“We’ve seen firsthand the impact of a Bernard Zell education on our children and our family. We’ve grown our understanding of Jewish culture and traditions, and have been part of a wonderful community committed to continuing the legacy of the Jewish people.”
Catherine and Don Kleinmuntz chose to enroll their children Alex and Mika in the Nursery program at Bernard Zell because they were struck not only by the exceptional academics but also by the emphasis on students becoming well-rounded, empathic, good citizens. Bernard Zell’s focus on academic excellence and Jewish education allows students to grow up in an academically diverse, challenging environment while experiencing vital social and emotional growth.
Don said, “What’s wonderful about Bernard Zell is that we don’t have to compromise. Bernard Zell offers us this amazing ability to have academic excellence, Jewish community, a supportive social environment, and we don’t have to make tradeoffs. It’s really an exception.”
We’re looking at Bernard Zell, twenty-years from now, and we know that learning will be very different.” says Scooter Simon, reflecting on his lifetime supporting Bernard Zell Anshe Emet Day School. “But we also know that education will always be one of our core values and we need to consider how we can ensure that our school has the resources to serve our children with the level of excellence that has defined our legacy.”
“My father went to the religious school at Anshe Emet Synagogue, and my daughter Molly attended Bernard Zell,” says Scooter, who has served on the Boards of Trustees since 2008. Scooter and his wife Pam are active also active parents of alumni and have been Guardian Donors to the school for many years.
Dana Hirt, Capital Project Co-Chair and member of the Board of Trustees, has been part of the Bernard Zell community since 1994. Although her three children, who are 20, 22 and 25, have long since graduated, she remains involved because of the profound impact the school has had on their lives and their family.
She says the school excelled not only in academic preparedness, but at a more intrinsic level.
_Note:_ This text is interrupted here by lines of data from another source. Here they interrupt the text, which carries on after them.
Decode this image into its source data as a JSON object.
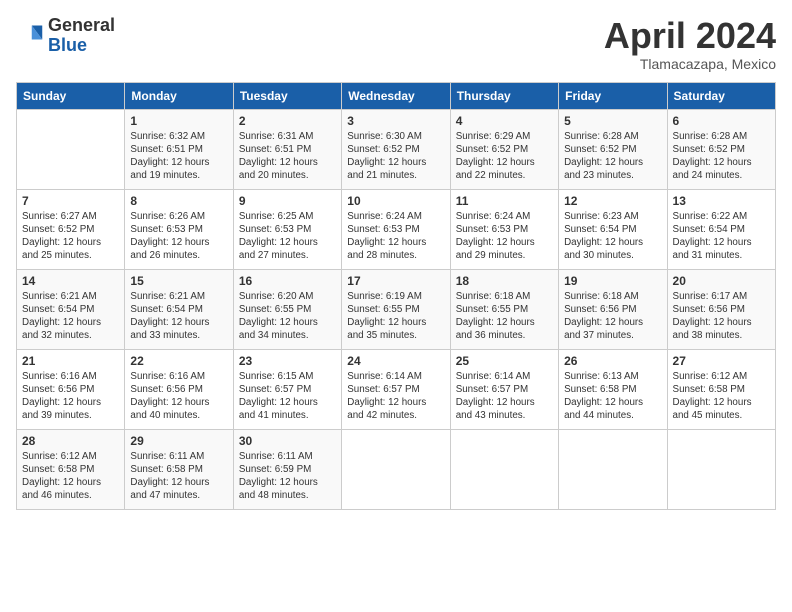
{
  "header": {
    "logo_line1": "General",
    "logo_line2": "Blue",
    "month_year": "April 2024",
    "location": "Tlamacazapa, Mexico"
  },
  "columns": [
    "Sunday",
    "Monday",
    "Tuesday",
    "Wednesday",
    "Thursday",
    "Friday",
    "Saturday"
  ],
  "weeks": [
    [
      {
        "day": "",
        "sunrise": "",
        "sunset": "",
        "daylight": ""
      },
      {
        "day": "1",
        "sunrise": "Sunrise: 6:32 AM",
        "sunset": "Sunset: 6:51 PM",
        "daylight": "Daylight: 12 hours and 19 minutes."
      },
      {
        "day": "2",
        "sunrise": "Sunrise: 6:31 AM",
        "sunset": "Sunset: 6:51 PM",
        "daylight": "Daylight: 12 hours and 20 minutes."
      },
      {
        "day": "3",
        "sunrise": "Sunrise: 6:30 AM",
        "sunset": "Sunset: 6:52 PM",
        "daylight": "Daylight: 12 hours and 21 minutes."
      },
      {
        "day": "4",
        "sunrise": "Sunrise: 6:29 AM",
        "sunset": "Sunset: 6:52 PM",
        "daylight": "Daylight: 12 hours and 22 minutes."
      },
      {
        "day": "5",
        "sunrise": "Sunrise: 6:28 AM",
        "sunset": "Sunset: 6:52 PM",
        "daylight": "Daylight: 12 hours and 23 minutes."
      },
      {
        "day": "6",
        "sunrise": "Sunrise: 6:28 AM",
        "sunset": "Sunset: 6:52 PM",
        "daylight": "Daylight: 12 hours and 24 minutes."
      }
    ],
    [
      {
        "day": "7",
        "sunrise": "Sunrise: 6:27 AM",
        "sunset": "Sunset: 6:52 PM",
        "daylight": "Daylight: 12 hours and 25 minutes."
      },
      {
        "day": "8",
        "sunrise": "Sunrise: 6:26 AM",
        "sunset": "Sunset: 6:53 PM",
        "daylight": "Daylight: 12 hours and 26 minutes."
      },
      {
        "day": "9",
        "sunrise": "Sunrise: 6:25 AM",
        "sunset": "Sunset: 6:53 PM",
        "daylight": "Daylight: 12 hours and 27 minutes."
      },
      {
        "day": "10",
        "sunrise": "Sunrise: 6:24 AM",
        "sunset": "Sunset: 6:53 PM",
        "daylight": "Daylight: 12 hours and 28 minutes."
      },
      {
        "day": "11",
        "sunrise": "Sunrise: 6:24 AM",
        "sunset": "Sunset: 6:53 PM",
        "daylight": "Daylight: 12 hours and 29 minutes."
      },
      {
        "day": "12",
        "sunrise": "Sunrise: 6:23 AM",
        "sunset": "Sunset: 6:54 PM",
        "daylight": "Daylight: 12 hours and 30 minutes."
      },
      {
        "day": "13",
        "sunrise": "Sunrise: 6:22 AM",
        "sunset": "Sunset: 6:54 PM",
        "daylight": "Daylight: 12 hours and 31 minutes."
      }
    ],
    [
      {
        "day": "14",
        "sunrise": "Sunrise: 6:21 AM",
        "sunset": "Sunset: 6:54 PM",
        "daylight": "Daylight: 12 hours and 32 minutes."
      },
      {
        "day": "15",
        "sunrise": "Sunrise: 6:21 AM",
        "sunset": "Sunset: 6:54 PM",
        "daylight": "Daylight: 12 hours and 33 minutes."
      },
      {
        "day": "16",
        "sunrise": "Sunrise: 6:20 AM",
        "sunset": "Sunset: 6:55 PM",
        "daylight": "Daylight: 12 hours and 34 minutes."
      },
      {
        "day": "17",
        "sunrise": "Sunrise: 6:19 AM",
        "sunset": "Sunset: 6:55 PM",
        "daylight": "Daylight: 12 hours and 35 minutes."
      },
      {
        "day": "18",
        "sunrise": "Sunrise: 6:18 AM",
        "sunset": "Sunset: 6:55 PM",
        "daylight": "Daylight: 12 hours and 36 minutes."
      },
      {
        "day": "19",
        "sunrise": "Sunrise: 6:18 AM",
        "sunset": "Sunset: 6:56 PM",
        "daylight": "Daylight: 12 hours and 37 minutes."
      },
      {
        "day": "20",
        "sunrise": "Sunrise: 6:17 AM",
        "sunset": "Sunset: 6:56 PM",
        "daylight": "Daylight: 12 hours and 38 minutes."
      }
    ],
    [
      {
        "day": "21",
        "sunrise": "Sunrise: 6:16 AM",
        "sunset": "Sunset: 6:56 PM",
        "daylight": "Daylight: 12 hours and 39 minutes."
      },
      {
        "day": "22",
        "sunrise": "Sunrise: 6:16 AM",
        "sunset": "Sunset: 6:56 PM",
        "daylight": "Daylight: 12 hours and 40 minutes."
      },
      {
        "day": "23",
        "sunrise": "Sunrise: 6:15 AM",
        "sunset": "Sunset: 6:57 PM",
        "daylight": "Daylight: 12 hours and 41 minutes."
      },
      {
        "day": "24",
        "sunrise": "Sunrise: 6:14 AM",
        "sunset": "Sunset: 6:57 PM",
        "daylight": "Daylight: 12 hours and 42 minutes."
      },
      {
        "day": "25",
        "sunrise": "Sunrise: 6:14 AM",
        "sunset": "Sunset: 6:57 PM",
        "daylight": "Daylight: 12 hours and 43 minutes."
      },
      {
        "day": "26",
        "sunrise": "Sunrise: 6:13 AM",
        "sunset": "Sunset: 6:58 PM",
        "daylight": "Daylight: 12 hours and 44 minutes."
      },
      {
        "day": "27",
        "sunrise": "Sunrise: 6:12 AM",
        "sunset": "Sunset: 6:58 PM",
        "daylight": "Daylight: 12 hours and 45 minutes."
      }
    ],
    [
      {
        "day": "28",
        "sunrise": "Sunrise: 6:12 AM",
        "sunset": "Sunset: 6:58 PM",
        "daylight": "Daylight: 12 hours and 46 minutes."
      },
      {
        "day": "29",
        "sunrise": "Sunrise: 6:11 AM",
        "sunset": "Sunset: 6:58 PM",
        "daylight": "Daylight: 12 hours and 47 minutes."
      },
      {
        "day": "30",
        "sunrise": "Sunrise: 6:11 AM",
        "sunset": "Sunset: 6:59 PM",
        "daylight": "Daylight: 12 hours and 48 minutes."
      },
      {
        "day": "",
        "sunrise": "",
        "sunset": "",
        "daylight": ""
      },
      {
        "day": "",
        "sunrise": "",
        "sunset": "",
        "daylight": ""
      },
      {
        "day": "",
        "sunrise": "",
        "sunset": "",
        "daylight": ""
      },
      {
        "day": "",
        "sunrise": "",
        "sunset": "",
        "daylight": ""
      }
    ]
  ]
}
She evokes the concept of Dayenu. The school helped her children develop as learners and people, giving them the tools for life after Bernard Zell, which would have been enough. It also helped them develop their love of Israel and their Jewish identity, and then crucially, it gave their family – transplants to Chicago – a community and sense of belonging.